[[ EXERCISE INPUT, beginning ]]

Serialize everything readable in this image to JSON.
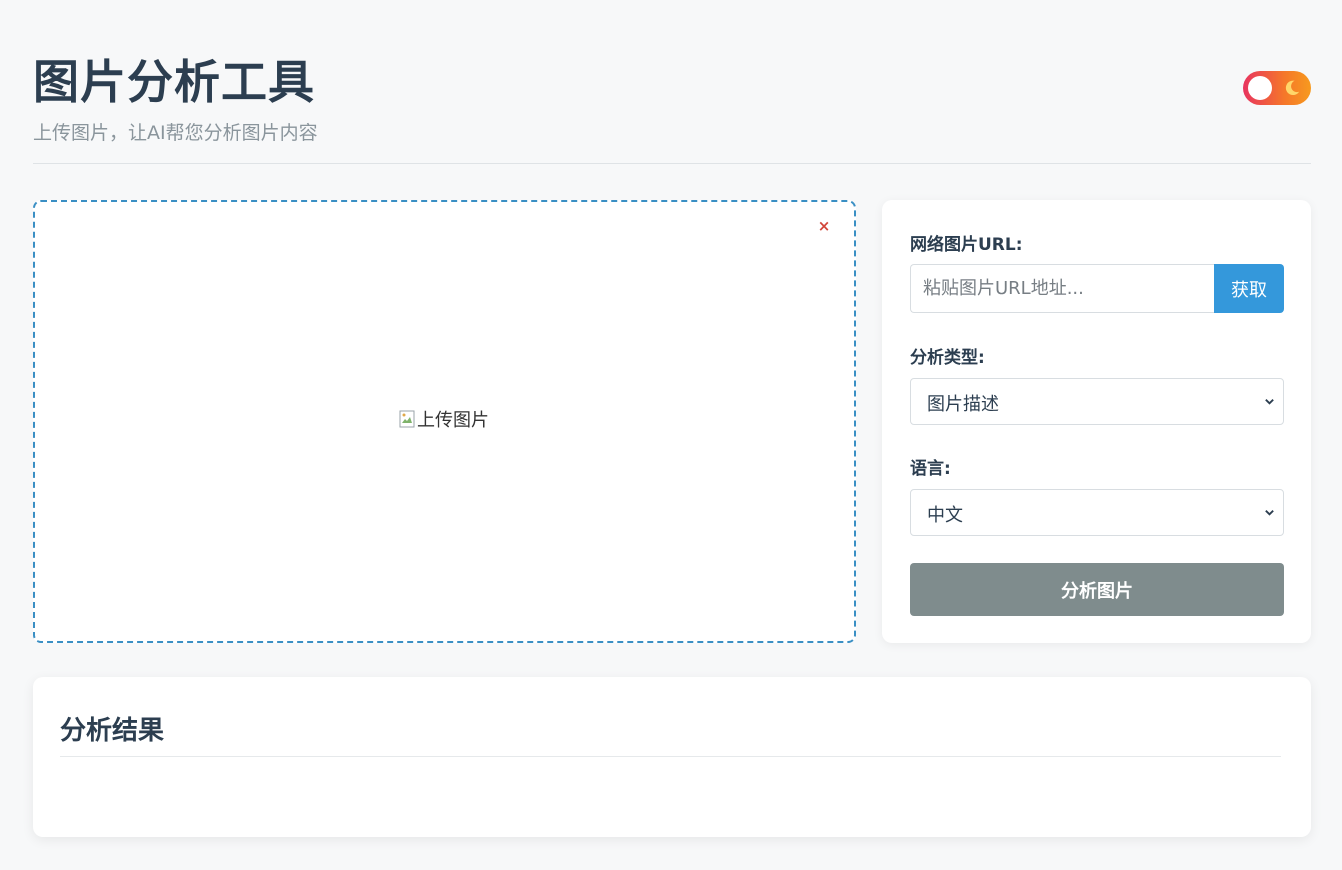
{
  "header": {
    "title": "图片分析工具",
    "subtitle": "上传图片，让AI帮您分析图片内容",
    "theme_toggle_icon": "moon-icon"
  },
  "upload": {
    "remove_label": "×",
    "image_alt": "上传图片",
    "border_color": "#3a8fc4"
  },
  "panel": {
    "url_label": "网络图片URL:",
    "url_placeholder": "粘贴图片URL地址...",
    "url_value": "",
    "fetch_label": "获取",
    "type_label": "分析类型:",
    "type_selected": "图片描述",
    "language_label": "语言:",
    "language_selected": "中文",
    "analyze_label": "分析图片"
  },
  "results": {
    "title": "分析结果",
    "content": ""
  },
  "colors": {
    "accent": "#3498db",
    "disabled_button": "#7f8c8d",
    "text": "#2c3e50",
    "danger": "#d2463a"
  }
}
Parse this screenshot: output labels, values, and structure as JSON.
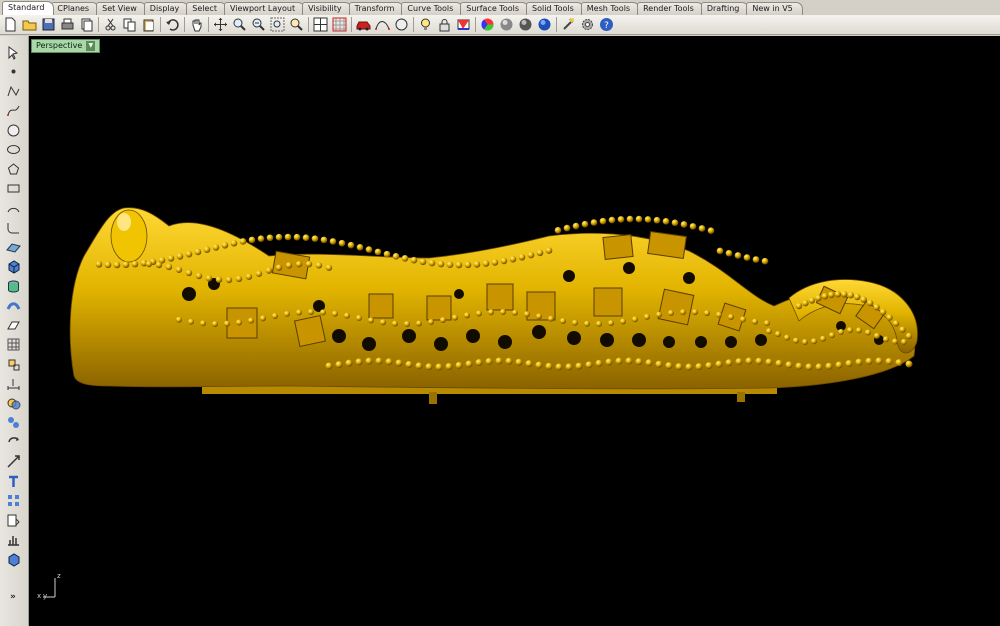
{
  "tabs": [
    {
      "label": "Standard",
      "active": true
    },
    {
      "label": "CPlanes"
    },
    {
      "label": "Set View"
    },
    {
      "label": "Display"
    },
    {
      "label": "Select"
    },
    {
      "label": "Viewport Layout"
    },
    {
      "label": "Visibility"
    },
    {
      "label": "Transform"
    },
    {
      "label": "Curve Tools"
    },
    {
      "label": "Surface Tools"
    },
    {
      "label": "Solid Tools"
    },
    {
      "label": "Mesh Tools"
    },
    {
      "label": "Render Tools"
    },
    {
      "label": "Drafting"
    },
    {
      "label": "New in V5"
    }
  ],
  "toolbar": {
    "icons": [
      "new-document-icon",
      "open-folder-icon",
      "save-icon",
      "print-icon",
      "import-icon",
      "cut-icon",
      "copy-icon",
      "paste-icon",
      "undo-icon",
      "pan-hand-icon",
      "move-view-icon",
      "zoom-window-icon",
      "zoom-extents-icon",
      "zoom-selected-icon",
      "zoom-all-icon",
      "four-viewports-icon",
      "grid-icon",
      "car-icon",
      "curve-points-icon",
      "circle-icon",
      "light-bulb-icon",
      "lock-icon",
      "color-icon",
      "color-wheel-icon",
      "shaded-sphere-icon",
      "rendered-sphere-icon",
      "blue-sphere-icon",
      "options-icon",
      "gear-icon",
      "help-icon"
    ]
  },
  "left_toolbar": {
    "icons": [
      "select-arrow-icon",
      "point-icon",
      "polyline-icon",
      "curve-icon",
      "circle-icon",
      "ellipse-icon",
      "polygon-icon",
      "rectangle-icon",
      "arc-icon",
      "fillet-icon",
      "surface-icon",
      "box-solid-icon",
      "cylinder-icon",
      "pipe-icon",
      "plane-surface-icon",
      "mesh-icon",
      "transform-icon",
      "dimension-icon",
      "boolean-icon",
      "group-icon",
      "rotate-icon",
      "scale-icon",
      "text-icon",
      "array-icon",
      "block-icon",
      "analyze-icon",
      "render-icon"
    ],
    "more_label": "»"
  },
  "viewport": {
    "title": "Perspective",
    "background": "#000000",
    "axis_labels": {
      "z": "z",
      "x": "x",
      "y": "y"
    }
  },
  "model": {
    "color": "#e2b400",
    "highlight": "#ffe15a",
    "shadow": "#8a6200"
  }
}
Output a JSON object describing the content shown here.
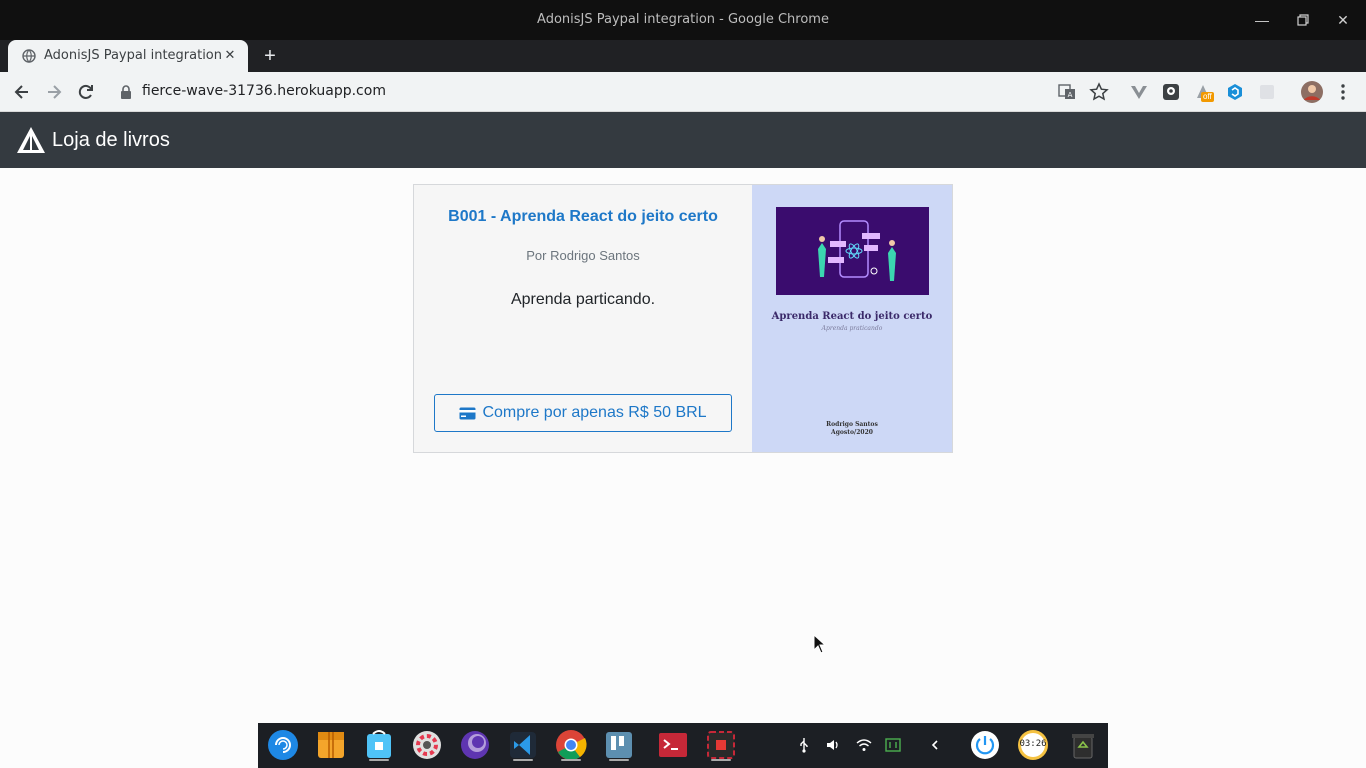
{
  "window": {
    "title": "AdonisJS Paypal integration - Google Chrome"
  },
  "browser": {
    "tab_title": "AdonisJS Paypal integration",
    "url": "fierce-wave-31736.herokuapp.com",
    "extension_badge": "off"
  },
  "navbar": {
    "brand": "Loja de livros"
  },
  "product": {
    "title": "B001 - Aprenda React do jeito certo",
    "author": "Por Rodrigo Santos",
    "description": "Aprenda particando.",
    "buy_label": "Compre por apenas R$ 50 BRL",
    "cover": {
      "title": "Aprenda React do jeito certo",
      "subtitle": "Aprenda praticando",
      "author": "Rodrigo Santos",
      "date": "Agosto/2020"
    }
  },
  "dock": {
    "apps": [
      "deepin-launcher-icon",
      "file-archiver-icon",
      "app-store-icon",
      "settings-icon",
      "browser-icon",
      "vscode-icon",
      "chrome-icon",
      "terminal-panel-icon",
      "terminal-icon",
      "screen-recorder-icon"
    ],
    "clock": "03:26"
  },
  "colors": {
    "accent": "#1e78c8",
    "navbar": "#343a40",
    "cover_bg": "#cdd8f6"
  }
}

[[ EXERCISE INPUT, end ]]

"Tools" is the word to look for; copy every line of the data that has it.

      "label": "Curve Tools"
      "label": "Surface Tools"
      "label": "Solid Tools"
      "label": "Mesh Tools"
      "label": "Render Tools"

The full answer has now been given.